DEAD: Joel Balcon

Four police officers have been brought in for questioning in relation to the deaths of Joel Balcon, and Andrew Morris.

The Express was informed that the officers were detained on Thursday morning, either at their home or workplaces.

The detention did not mean the men had been placed ‘under arrest’ or that they had ‘been charged’, the Express was told.

However, the investigation into Balcon’s death had reached a stage where the detention of the men, for supervised questioning and statements, was needed.

Investigators say they hope that, after legal consultation, there would be a decision on Friday on how to proceed with the four men.

Balcon AKA ‘Devon Charles’ died on February 8, at the Eric Williams Medical Sciences Complex.

He was the main suspect in the kidnapping and murder of Andrea Bharatt.

He had been in a coma for several days after police said he was injured in an escape attempt.

He had suffered severe brain injuries and was paralyzed.

A post mortem revealed he died as a result of blunt force trauma.

His injuries included brain fractures, several broken ribs, bleeding from internal organs, burnt marks to the back (possibly from a taser) contusion to the right eye, bleeding to the brain, damage to the legs and shoulders.

The autopsy was performed by pathologist Dr. Eastlyn McDonald Burris.

Andrew Morris, 35 of Tumpuna Road, Arima, also died while in police custody.

He died at the Arima Hospital on February 1 but his death was reported on February 3.

Andrew Morris

probe into death: Andrew Morris

A post mortem done at the Forensic Science Centre in St James was inconclusive.

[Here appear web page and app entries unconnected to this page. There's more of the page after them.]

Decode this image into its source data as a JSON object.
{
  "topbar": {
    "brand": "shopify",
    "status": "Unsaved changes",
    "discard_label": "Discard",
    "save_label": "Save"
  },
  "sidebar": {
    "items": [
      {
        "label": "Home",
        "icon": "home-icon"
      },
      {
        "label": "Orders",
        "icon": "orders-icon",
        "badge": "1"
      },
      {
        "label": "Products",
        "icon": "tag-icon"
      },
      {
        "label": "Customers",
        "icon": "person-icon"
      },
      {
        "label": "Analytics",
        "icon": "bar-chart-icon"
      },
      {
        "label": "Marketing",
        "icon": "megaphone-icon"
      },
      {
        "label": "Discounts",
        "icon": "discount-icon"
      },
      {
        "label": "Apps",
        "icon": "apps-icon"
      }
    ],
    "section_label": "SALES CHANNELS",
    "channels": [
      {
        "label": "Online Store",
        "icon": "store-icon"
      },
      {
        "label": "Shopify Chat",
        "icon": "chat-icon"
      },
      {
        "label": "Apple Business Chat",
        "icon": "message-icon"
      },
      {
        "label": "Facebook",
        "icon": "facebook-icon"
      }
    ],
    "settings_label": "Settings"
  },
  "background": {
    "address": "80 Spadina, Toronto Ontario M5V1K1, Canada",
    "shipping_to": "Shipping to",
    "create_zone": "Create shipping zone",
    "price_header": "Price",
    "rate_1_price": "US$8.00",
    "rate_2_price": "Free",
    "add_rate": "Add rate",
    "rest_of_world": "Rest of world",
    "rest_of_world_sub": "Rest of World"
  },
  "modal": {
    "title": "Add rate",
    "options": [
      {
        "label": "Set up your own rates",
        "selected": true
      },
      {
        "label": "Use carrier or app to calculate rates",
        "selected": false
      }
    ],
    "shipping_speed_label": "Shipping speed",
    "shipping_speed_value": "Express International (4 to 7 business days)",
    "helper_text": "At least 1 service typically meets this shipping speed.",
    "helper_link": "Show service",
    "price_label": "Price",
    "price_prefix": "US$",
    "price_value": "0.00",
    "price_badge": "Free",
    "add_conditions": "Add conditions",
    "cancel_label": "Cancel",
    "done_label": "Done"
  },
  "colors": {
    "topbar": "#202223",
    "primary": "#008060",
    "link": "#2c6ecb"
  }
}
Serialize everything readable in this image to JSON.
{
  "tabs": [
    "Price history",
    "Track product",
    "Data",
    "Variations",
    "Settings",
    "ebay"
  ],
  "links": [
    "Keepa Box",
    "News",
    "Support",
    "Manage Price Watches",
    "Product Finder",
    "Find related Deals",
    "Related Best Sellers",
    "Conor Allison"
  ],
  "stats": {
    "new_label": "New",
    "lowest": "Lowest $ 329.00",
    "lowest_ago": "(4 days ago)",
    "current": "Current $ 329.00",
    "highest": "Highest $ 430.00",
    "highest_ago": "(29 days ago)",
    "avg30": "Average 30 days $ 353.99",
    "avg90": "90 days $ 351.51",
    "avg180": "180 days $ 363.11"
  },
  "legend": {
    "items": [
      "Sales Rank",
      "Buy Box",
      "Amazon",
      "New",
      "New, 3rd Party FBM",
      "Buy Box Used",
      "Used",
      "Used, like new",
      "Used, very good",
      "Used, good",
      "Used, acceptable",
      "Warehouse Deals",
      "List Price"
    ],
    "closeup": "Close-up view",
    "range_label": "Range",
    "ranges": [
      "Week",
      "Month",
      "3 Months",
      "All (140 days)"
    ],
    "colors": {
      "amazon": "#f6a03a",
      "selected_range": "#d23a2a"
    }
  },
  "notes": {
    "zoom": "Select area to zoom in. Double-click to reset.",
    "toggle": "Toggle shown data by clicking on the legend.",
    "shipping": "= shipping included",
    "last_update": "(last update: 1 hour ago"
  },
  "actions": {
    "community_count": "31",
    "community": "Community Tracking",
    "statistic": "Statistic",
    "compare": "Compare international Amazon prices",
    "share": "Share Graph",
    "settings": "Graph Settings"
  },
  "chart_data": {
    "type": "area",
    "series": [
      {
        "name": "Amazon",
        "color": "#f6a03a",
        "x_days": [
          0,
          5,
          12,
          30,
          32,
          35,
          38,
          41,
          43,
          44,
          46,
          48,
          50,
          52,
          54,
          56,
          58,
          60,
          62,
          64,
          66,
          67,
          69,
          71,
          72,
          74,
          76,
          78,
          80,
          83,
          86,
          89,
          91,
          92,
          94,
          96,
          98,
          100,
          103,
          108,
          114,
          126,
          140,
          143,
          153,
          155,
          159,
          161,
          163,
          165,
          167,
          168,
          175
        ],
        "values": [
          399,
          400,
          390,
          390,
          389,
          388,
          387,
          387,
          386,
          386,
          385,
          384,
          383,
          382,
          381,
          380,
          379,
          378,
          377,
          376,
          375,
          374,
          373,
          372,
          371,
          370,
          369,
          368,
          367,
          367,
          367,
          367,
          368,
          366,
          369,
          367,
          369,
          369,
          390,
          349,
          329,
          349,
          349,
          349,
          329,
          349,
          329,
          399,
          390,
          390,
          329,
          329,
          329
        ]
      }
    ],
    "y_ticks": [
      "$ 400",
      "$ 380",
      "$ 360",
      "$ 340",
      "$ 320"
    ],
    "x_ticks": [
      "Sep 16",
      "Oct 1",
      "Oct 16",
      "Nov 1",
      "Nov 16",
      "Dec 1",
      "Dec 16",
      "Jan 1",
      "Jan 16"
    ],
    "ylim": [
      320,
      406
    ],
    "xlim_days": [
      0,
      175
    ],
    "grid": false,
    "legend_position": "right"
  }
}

Not satisfied with these results, relatives ordered a second autopsy which was performed by pathologist Prof Hubert Daisley at the Simpsons Chapel, Couva.

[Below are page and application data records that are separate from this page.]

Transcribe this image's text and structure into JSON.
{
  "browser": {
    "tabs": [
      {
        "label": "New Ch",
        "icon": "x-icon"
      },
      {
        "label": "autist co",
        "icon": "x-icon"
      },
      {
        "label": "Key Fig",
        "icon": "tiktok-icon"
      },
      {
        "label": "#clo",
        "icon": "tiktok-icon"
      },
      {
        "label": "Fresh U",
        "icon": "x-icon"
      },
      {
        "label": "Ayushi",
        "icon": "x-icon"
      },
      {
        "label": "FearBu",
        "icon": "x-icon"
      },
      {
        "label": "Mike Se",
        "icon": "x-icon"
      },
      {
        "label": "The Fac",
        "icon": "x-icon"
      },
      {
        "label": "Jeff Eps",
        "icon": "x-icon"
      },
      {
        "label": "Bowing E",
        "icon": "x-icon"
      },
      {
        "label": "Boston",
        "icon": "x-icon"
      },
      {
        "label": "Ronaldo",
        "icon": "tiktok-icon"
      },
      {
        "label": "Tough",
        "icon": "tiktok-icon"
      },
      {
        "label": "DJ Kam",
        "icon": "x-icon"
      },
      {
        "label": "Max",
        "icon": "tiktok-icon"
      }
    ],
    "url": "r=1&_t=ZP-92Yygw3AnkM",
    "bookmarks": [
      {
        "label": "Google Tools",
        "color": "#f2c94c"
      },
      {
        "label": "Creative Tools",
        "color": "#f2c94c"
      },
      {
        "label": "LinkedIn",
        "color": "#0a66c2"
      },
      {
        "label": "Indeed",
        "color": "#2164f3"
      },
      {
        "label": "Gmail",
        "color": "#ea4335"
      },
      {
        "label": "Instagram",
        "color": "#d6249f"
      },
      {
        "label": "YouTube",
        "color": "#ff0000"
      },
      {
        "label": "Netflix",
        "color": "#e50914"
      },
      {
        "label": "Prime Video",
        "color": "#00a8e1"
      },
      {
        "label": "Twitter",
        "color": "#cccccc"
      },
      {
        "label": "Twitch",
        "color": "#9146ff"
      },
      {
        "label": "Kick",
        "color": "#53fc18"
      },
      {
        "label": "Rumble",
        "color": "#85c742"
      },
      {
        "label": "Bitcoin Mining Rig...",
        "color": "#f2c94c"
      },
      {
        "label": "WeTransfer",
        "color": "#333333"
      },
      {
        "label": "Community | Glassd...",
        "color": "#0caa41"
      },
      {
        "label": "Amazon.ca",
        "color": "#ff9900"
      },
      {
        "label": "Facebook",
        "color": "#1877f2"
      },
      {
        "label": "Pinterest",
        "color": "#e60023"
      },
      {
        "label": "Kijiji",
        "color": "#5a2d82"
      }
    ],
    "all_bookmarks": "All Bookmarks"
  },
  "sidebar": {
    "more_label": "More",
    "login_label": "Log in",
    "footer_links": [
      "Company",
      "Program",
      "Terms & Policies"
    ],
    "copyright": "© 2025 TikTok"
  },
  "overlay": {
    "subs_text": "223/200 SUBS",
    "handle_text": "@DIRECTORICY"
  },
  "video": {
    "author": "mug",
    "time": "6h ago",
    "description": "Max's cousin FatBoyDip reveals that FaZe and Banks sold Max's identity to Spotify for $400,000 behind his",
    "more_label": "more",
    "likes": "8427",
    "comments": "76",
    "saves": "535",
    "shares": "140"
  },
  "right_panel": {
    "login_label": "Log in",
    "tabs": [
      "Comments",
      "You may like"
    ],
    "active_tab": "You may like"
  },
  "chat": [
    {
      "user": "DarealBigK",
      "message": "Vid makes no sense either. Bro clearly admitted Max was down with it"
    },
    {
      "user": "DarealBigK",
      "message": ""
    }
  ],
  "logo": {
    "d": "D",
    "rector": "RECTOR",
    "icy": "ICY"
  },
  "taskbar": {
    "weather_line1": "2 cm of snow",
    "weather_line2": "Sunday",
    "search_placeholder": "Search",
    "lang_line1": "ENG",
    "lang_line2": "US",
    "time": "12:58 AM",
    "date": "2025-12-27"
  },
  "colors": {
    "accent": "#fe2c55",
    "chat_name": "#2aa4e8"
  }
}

This post mortem said that Morris died from blunt force trauma, which made his lungs collapse.


Bharatt, a University of the West Indies graduate, was a clerk at the Arima Magistrates' Court.

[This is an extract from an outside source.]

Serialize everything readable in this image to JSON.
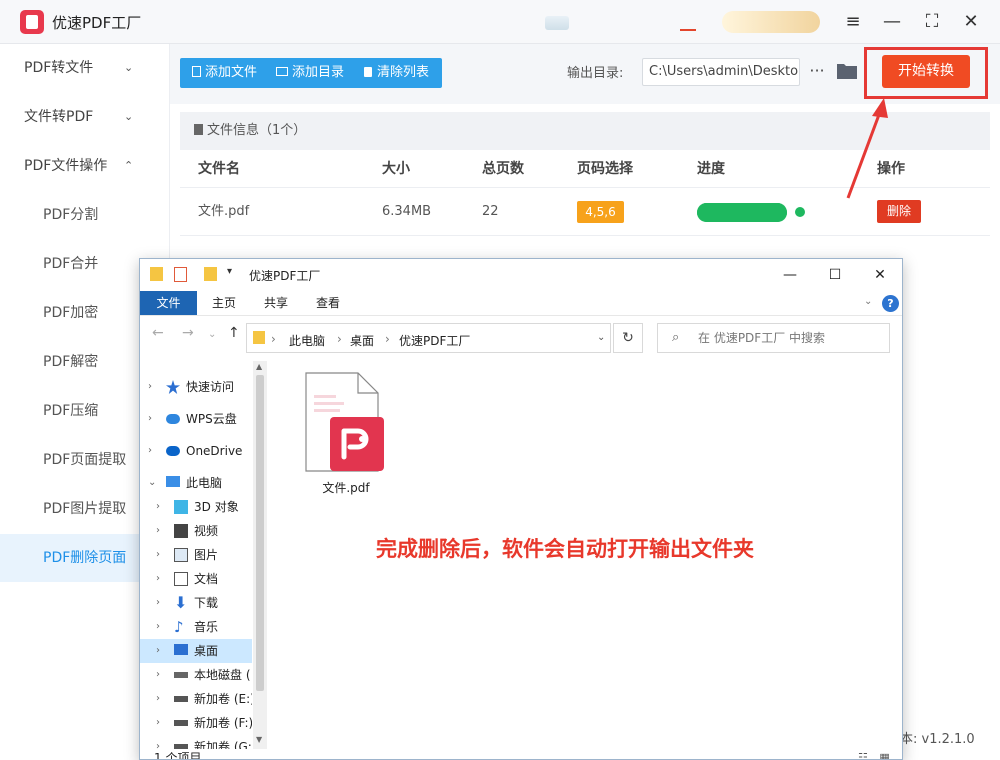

On the afternoon of January 29, she got into a taxi on King Street, Arima, with a colleague after work.

The taxi, a Nissan Versa, carried false 'H' plates.

Andrea and her friend were in the back seat. There was a man in the front passenger seat.

The friend was dropped off shortly after at Cleaver Heights, Arima.

Andrea never made it to her home at 110 Arima Old Road, Arima, where she lived with her father.

Andrea Bharatt

MURDERED: Andrea Bharatt

He called his daughter's phone, but a man answered saying she was not available.

The father pleaded to hear his child's voice, but the man responded, 'This is about money. If you don't pay the ransom, I will cut off your daughter's ears and send it to you.'

Her decomposing body was found down a precipice in the Heights of Aripo on February 4.

An autopsy at the Forensic Science Centre in St James was inconclusive, businessman Inshan Ishmael and two of his friends assisted the family in obtaining a private autopsy.

The second autopsy, performed by Professor Hubert Daisley, revealed that she died from massive internal haemorrhaging after she was struck on the head with a blunt object that caused her to fall back and crack her skull.

Morris and Balcon were among a group of persons detained following Bharatt’s disappearance.

However, only two persons have been charged in relation to this matter – Negus George, 24, of Gooding Trace, Malabar, Arima, and his 37-year-old common-law wife Giselle Hobson.

Negus George and Giselle Hobson

George was charged with Bharatt’s murder, while Hobson was only charged with receiving items alleged stolen from Bharatt including a cellphone, ATM card, earrings, and an article of clothing.

The others were released.


“A victory for justice” was how secretary of the Emancipation Support Committee Trinidad and Tobago (ESCTT) Khafra Kambon yesterday described the guilty verdict handed down to former United States police officer Derek Chauvin for the 2020 murder of Minnesota man George Floyd.

Former Minneapolis police officer Derek Chauvin was convicted yesterday of murder and manslaughter for pinning George Floyd to the pavement with his knee on the black man’s neck in a case that touched off worldwide protests, violence and a furious re-examination of racism and policing in the United States.

It was Frankie’s day in the Senate.

The Senate sitting yesterday was devoted to paying tribute to former energy minister Franklin Khan, who passed while in office.

No other business was conducted.

As a memorial to Khan, a floral arrangement was placed on his desk, which carried his name plate.

Three more people have died from Covid-19 and a whopping 171 new cases have been recorded.

It is the second highest figure over the last few days, with 134 recorded on Sunday.

The Ministry of Health gave the latest figures in its daily update yesterday evening.

THE Appeal Court has affirmed a High Court ruling delivered last year in which it was declared that the Public Health Regulations set in place by the Ministry of Health to battle the Covid-19 pandemic were in fact passed in accordance with the law.

This was in spite of the regulations not being subjected to parliamentary scrutiny before certain activities by members of the public were made illegal and, by extension, attracted criminal sanctions.